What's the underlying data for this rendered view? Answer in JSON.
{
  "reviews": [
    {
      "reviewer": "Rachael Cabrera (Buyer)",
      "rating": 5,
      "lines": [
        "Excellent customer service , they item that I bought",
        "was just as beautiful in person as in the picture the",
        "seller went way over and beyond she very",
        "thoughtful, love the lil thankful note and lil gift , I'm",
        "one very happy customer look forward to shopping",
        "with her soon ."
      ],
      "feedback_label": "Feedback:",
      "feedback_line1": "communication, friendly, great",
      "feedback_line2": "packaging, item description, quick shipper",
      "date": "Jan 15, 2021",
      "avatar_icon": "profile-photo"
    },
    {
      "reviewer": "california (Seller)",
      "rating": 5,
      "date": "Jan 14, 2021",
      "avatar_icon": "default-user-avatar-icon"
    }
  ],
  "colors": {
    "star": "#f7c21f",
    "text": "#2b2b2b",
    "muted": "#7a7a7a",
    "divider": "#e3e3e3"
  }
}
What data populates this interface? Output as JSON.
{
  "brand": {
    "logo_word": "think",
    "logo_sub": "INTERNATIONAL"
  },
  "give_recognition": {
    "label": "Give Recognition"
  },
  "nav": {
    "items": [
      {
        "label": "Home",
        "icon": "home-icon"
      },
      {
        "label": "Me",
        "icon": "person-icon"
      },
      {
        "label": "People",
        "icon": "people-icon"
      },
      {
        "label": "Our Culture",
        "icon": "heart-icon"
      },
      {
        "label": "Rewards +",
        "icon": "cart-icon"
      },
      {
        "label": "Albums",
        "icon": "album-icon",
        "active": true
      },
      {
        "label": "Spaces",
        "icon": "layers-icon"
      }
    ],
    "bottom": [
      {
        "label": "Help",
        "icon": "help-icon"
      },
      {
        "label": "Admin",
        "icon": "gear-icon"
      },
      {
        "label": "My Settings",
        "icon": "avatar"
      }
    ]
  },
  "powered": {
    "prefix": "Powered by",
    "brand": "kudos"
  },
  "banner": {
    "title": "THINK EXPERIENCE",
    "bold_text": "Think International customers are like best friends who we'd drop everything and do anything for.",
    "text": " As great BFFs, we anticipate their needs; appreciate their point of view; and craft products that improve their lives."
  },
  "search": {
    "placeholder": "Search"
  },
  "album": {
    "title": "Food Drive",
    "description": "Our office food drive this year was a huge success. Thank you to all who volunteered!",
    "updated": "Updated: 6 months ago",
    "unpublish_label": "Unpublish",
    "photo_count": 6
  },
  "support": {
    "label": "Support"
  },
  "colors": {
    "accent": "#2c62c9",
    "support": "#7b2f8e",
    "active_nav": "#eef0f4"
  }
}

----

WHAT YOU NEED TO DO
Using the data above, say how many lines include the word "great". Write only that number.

WRITTEN SOLUTION
2